(Beginning of DATA)

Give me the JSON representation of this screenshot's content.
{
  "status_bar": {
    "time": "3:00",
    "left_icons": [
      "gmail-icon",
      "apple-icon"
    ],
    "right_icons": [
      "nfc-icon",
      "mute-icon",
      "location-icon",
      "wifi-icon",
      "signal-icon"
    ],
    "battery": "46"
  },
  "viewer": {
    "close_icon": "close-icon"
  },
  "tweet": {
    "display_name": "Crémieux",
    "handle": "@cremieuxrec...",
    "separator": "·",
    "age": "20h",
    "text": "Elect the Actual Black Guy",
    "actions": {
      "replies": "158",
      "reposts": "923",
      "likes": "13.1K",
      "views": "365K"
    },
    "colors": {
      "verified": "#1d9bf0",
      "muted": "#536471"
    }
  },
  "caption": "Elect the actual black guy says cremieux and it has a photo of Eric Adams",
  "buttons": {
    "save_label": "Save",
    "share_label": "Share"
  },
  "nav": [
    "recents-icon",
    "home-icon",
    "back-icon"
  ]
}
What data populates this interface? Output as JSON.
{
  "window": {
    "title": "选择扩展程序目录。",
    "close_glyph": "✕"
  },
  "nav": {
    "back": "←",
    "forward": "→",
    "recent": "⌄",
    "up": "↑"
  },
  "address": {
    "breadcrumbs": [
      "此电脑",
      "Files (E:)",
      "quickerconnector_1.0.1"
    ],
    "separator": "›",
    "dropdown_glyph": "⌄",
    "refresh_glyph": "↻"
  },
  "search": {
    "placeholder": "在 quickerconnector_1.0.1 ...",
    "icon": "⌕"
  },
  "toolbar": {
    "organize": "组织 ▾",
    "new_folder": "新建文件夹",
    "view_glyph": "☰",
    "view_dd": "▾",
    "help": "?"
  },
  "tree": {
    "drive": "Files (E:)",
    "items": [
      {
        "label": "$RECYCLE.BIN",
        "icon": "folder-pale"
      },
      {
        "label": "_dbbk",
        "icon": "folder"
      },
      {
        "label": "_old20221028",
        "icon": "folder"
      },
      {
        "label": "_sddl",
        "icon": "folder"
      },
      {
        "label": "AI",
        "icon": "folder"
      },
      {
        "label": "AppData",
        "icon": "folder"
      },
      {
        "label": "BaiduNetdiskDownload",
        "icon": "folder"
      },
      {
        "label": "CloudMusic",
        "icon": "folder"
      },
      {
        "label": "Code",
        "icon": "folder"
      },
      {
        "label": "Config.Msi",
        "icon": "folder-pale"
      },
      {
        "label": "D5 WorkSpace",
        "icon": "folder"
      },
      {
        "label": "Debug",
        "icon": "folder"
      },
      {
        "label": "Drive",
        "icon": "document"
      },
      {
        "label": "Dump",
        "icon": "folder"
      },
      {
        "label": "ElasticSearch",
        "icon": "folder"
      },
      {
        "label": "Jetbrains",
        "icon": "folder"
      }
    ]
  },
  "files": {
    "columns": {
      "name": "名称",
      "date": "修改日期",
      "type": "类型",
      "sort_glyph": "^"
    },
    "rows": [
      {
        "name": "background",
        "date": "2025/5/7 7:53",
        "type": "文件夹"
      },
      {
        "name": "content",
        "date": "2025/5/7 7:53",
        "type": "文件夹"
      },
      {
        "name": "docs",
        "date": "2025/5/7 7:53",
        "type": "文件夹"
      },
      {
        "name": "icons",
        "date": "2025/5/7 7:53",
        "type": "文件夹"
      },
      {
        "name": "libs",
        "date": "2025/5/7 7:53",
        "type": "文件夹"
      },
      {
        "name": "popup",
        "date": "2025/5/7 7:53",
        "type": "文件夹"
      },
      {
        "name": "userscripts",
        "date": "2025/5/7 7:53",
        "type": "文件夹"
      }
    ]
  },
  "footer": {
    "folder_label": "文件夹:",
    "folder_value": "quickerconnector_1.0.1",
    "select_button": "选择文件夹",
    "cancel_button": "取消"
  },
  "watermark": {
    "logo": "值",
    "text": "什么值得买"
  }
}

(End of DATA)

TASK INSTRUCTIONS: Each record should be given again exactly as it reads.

RESPONSE TO THIS EXERCISE:
Give me the JSON representation of this screenshot's content.
{
  "status_bar": {
    "time": "3:00",
    "left_icons": [
      "gmail-icon",
      "apple-icon"
    ],
    "right_icons": [
      "nfc-icon",
      "mute-icon",
      "location-icon",
      "wifi-icon",
      "signal-icon"
    ],
    "battery": "46"
  },
  "viewer": {
    "close_icon": "close-icon"
  },
  "tweet": {
    "display_name": "Crémieux",
    "handle": "@cremieuxrec...",
    "separator": "·",
    "age": "20h",
    "text": "Elect the Actual Black Guy",
    "actions": {
      "replies": "158",
      "reposts": "923",
      "likes": "13.1K",
      "views": "365K"
    },
    "colors": {
      "verified": "#1d9bf0",
      "muted": "#536471"
    }
  },
  "caption": "Elect the actual black guy says cremieux and it has a photo of Eric Adams",
  "buttons": {
    "save_label": "Save",
    "share_label": "Share"
  },
  "nav": [
    "recents-icon",
    "home-icon",
    "back-icon"
  ]
}
What data populates this interface? Output as JSON.
{
  "window": {
    "title": "选择扩展程序目录。",
    "close_glyph": "✕"
  },
  "nav": {
    "back": "←",
    "forward": "→",
    "recent": "⌄",
    "up": "↑"
  },
  "address": {
    "breadcrumbs": [
      "此电脑",
      "Files (E:)",
      "quickerconnector_1.0.1"
    ],
    "separator": "›",
    "dropdown_glyph": "⌄",
    "refresh_glyph": "↻"
  },
  "search": {
    "placeholder": "在 quickerconnector_1.0.1 ...",
    "icon": "⌕"
  },
  "toolbar": {
    "organize": "组织 ▾",
    "new_folder": "新建文件夹",
    "view_glyph": "☰",
    "view_dd": "▾",
    "help": "?"
  },
  "tree": {
    "drive": "Files (E:)",
    "items": [
      {
        "label": "$RECYCLE.BIN",
        "icon": "folder-pale"
      },
      {
        "label": "_dbbk",
        "icon": "folder"
      },
      {
        "label": "_old20221028",
        "icon": "folder"
      },
      {
        "label": "_sddl",
        "icon": "folder"
      },
      {
        "label": "AI",
        "icon": "folder"
      },
      {
        "label": "AppData",
        "icon": "folder"
      },
      {
        "label": "BaiduNetdiskDownload",
        "icon": "folder"
      },
      {
        "label": "CloudMusic",
        "icon": "folder"
      },
      {
        "label": "Code",
        "icon": "folder"
      },
      {
        "label": "Config.Msi",
        "icon": "folder-pale"
      },
      {
        "label": "D5 WorkSpace",
        "icon": "folder"
      },
      {
        "label": "Debug",
        "icon": "folder"
      },
      {
        "label": "Drive",
        "icon": "document"
      },
      {
        "label": "Dump",
        "icon": "folder"
      },
      {
        "label": "ElasticSearch",
        "icon": "folder"
      },
      {
        "label": "Jetbrains",
        "icon": "folder"
      }
    ]
  },
  "files": {
    "columns": {
      "name": "名称",
      "date": "修改日期",
      "type": "类型",
      "sort_glyph": "^"
    },
    "rows": [
      {
        "name": "background",
        "date": "2025/5/7 7:53",
        "type": "文件夹"
      },
      {
        "name": "content",
        "date": "2025/5/7 7:53",
        "type": "文件夹"
      },
      {
        "name": "docs",
        "date": "2025/5/7 7:53",
        "type": "文件夹"
      },
      {
        "name": "icons",
        "date": "2025/5/7 7:53",
        "type": "文件夹"
      },
      {
        "name": "libs",
        "date": "2025/5/7 7:53",
        "type": "文件夹"
      },
      {
        "name": "popup",
        "date": "2025/5/7 7:53",
        "type": "文件夹"
      },
      {
        "name": "userscripts",
        "date": "2025/5/7 7:53",
        "type": "文件夹"
      }
    ]
  },
  "footer": {
    "folder_label": "文件夹:",
    "folder_value": "quickerconnector_1.0.1",
    "select_button": "选择文件夹",
    "cancel_button": "取消"
  },
  "watermark": {
    "logo": "值",
    "text": "什么值得买"
  }
}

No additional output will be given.